:: PROBLEM ::
Across these entries, count the lines holding the string "filebrowser"; the number is the whole answer.

Dataset rows for apps and sites:
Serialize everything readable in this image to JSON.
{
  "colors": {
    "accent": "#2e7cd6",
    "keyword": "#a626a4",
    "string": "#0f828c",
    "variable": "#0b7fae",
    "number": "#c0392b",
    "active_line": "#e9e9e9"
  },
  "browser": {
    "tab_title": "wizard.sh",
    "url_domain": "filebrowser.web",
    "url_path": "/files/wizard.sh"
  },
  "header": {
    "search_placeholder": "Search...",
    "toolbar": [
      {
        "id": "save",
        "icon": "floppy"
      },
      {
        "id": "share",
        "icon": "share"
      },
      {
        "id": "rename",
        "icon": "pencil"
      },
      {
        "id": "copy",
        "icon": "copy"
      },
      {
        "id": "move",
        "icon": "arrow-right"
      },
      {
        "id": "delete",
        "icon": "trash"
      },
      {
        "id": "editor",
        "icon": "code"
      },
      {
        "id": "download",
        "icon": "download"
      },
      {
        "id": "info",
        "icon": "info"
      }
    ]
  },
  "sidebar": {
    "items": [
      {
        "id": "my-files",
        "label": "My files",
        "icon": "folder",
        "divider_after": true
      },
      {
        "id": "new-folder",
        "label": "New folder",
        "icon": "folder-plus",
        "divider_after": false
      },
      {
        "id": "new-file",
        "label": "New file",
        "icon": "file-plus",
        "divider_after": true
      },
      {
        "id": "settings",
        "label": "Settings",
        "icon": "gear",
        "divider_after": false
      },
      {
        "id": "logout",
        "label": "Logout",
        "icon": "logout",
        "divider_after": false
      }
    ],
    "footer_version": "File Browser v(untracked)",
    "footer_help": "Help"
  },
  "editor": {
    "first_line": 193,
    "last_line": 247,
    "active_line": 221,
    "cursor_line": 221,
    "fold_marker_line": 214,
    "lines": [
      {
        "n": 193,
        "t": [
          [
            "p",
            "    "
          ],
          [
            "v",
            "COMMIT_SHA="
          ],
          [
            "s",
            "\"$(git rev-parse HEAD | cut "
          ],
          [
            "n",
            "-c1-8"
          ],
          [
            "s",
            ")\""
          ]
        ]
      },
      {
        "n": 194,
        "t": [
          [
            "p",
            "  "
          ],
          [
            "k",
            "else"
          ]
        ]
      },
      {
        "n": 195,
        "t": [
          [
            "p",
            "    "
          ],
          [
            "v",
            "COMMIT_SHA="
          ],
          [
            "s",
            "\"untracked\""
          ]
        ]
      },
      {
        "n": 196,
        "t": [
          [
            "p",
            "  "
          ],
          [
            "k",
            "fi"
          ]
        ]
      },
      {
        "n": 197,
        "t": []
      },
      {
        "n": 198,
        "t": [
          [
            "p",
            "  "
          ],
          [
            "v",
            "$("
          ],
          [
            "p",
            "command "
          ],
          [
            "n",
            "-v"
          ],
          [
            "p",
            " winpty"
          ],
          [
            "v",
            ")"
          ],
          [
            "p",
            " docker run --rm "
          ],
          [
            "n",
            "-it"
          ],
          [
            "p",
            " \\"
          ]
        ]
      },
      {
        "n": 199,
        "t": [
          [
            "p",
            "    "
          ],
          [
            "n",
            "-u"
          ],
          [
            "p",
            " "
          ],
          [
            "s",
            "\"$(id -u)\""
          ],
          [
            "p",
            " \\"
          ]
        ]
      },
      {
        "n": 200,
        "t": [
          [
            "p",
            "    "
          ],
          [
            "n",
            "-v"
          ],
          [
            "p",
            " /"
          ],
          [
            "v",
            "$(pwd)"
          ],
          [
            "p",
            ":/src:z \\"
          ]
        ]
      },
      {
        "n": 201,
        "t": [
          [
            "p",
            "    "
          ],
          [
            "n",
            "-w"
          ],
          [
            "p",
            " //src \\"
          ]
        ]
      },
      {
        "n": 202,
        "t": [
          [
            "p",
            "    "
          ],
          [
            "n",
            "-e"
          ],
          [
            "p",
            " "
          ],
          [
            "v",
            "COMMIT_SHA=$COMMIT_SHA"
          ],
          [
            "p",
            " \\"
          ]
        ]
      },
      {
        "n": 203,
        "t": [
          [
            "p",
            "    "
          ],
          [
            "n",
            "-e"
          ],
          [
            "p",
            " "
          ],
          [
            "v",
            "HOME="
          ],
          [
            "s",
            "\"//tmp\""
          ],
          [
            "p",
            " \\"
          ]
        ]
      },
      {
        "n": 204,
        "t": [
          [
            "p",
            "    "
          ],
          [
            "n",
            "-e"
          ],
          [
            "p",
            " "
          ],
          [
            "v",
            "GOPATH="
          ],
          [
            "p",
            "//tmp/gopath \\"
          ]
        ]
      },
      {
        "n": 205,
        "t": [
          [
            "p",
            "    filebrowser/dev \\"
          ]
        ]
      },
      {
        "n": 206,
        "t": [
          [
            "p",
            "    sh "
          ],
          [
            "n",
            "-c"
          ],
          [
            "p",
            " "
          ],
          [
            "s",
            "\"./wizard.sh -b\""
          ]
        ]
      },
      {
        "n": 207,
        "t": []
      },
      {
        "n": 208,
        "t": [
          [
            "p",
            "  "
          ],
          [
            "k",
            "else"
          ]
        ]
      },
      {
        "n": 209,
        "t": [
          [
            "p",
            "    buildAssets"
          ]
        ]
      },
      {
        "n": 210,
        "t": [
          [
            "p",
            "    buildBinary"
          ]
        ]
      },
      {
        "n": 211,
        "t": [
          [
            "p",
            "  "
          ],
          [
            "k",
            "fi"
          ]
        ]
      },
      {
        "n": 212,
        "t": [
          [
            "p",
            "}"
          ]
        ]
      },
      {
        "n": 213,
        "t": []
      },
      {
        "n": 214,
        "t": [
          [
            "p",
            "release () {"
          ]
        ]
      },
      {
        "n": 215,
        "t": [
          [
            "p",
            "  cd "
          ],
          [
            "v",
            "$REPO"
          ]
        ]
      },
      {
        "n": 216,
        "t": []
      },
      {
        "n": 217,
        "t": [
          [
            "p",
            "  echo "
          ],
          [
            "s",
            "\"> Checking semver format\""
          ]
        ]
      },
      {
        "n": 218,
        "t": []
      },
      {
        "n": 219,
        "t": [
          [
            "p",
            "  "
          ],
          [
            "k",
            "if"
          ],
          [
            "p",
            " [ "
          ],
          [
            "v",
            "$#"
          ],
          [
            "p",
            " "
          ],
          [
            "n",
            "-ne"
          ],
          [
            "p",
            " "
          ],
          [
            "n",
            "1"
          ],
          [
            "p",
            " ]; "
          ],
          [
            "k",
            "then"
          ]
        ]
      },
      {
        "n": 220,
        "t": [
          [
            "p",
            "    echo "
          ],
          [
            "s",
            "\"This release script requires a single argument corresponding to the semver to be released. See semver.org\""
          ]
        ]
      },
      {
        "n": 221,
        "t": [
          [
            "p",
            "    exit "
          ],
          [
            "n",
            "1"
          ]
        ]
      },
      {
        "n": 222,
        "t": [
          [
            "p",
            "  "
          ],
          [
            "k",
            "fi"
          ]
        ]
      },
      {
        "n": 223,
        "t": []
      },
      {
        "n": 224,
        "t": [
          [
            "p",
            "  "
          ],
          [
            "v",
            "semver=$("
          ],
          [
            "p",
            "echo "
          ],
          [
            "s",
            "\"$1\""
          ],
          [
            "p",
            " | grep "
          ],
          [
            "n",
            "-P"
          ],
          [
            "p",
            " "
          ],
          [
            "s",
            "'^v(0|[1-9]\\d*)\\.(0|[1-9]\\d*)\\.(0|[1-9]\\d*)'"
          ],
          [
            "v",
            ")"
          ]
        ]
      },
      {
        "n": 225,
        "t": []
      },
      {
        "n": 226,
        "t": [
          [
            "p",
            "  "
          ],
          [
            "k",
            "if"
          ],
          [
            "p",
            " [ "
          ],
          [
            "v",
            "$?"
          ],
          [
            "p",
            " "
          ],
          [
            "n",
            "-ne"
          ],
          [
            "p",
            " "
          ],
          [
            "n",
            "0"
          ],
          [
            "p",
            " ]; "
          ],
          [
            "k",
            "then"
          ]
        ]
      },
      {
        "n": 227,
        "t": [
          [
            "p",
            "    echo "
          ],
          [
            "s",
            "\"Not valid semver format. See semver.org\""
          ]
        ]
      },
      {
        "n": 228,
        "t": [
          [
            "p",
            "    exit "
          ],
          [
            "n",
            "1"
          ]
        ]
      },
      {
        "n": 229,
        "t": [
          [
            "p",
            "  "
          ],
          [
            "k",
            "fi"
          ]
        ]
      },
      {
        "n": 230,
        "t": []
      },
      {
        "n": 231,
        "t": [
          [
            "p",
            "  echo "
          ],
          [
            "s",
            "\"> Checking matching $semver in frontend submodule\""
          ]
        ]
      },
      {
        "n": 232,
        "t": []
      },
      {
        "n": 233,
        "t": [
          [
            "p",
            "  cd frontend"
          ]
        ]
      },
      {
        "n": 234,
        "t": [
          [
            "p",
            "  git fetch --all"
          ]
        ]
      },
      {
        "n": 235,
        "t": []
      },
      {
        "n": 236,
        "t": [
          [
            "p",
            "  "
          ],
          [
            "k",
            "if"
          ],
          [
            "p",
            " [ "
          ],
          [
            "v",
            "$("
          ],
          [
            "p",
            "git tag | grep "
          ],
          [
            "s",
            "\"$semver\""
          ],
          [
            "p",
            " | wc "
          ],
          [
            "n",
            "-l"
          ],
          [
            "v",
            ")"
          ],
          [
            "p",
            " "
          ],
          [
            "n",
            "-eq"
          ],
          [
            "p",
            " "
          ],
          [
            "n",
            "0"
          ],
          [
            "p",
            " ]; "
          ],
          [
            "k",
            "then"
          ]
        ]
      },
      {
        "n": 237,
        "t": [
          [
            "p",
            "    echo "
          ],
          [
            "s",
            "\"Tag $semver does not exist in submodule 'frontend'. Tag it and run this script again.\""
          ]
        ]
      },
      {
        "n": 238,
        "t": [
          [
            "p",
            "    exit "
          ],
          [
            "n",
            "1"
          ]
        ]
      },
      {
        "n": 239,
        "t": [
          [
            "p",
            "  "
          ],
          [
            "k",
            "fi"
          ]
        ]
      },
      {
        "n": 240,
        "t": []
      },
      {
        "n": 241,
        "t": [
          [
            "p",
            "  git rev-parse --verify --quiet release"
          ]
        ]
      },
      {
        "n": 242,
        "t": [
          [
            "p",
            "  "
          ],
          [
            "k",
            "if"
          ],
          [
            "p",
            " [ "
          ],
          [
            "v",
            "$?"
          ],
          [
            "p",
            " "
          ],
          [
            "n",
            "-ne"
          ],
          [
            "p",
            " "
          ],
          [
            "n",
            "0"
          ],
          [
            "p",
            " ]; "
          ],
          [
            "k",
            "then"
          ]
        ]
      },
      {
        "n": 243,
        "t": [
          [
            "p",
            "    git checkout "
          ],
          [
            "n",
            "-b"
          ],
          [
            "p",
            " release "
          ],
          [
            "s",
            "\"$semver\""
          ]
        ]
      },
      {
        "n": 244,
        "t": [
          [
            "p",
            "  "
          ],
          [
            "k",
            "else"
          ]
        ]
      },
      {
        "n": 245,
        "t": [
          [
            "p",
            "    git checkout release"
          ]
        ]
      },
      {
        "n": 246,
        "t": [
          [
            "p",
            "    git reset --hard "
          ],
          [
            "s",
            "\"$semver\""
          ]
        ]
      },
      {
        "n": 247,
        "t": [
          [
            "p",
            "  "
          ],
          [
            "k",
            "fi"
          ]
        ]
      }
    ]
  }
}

:: COMPLETED TASK ::
2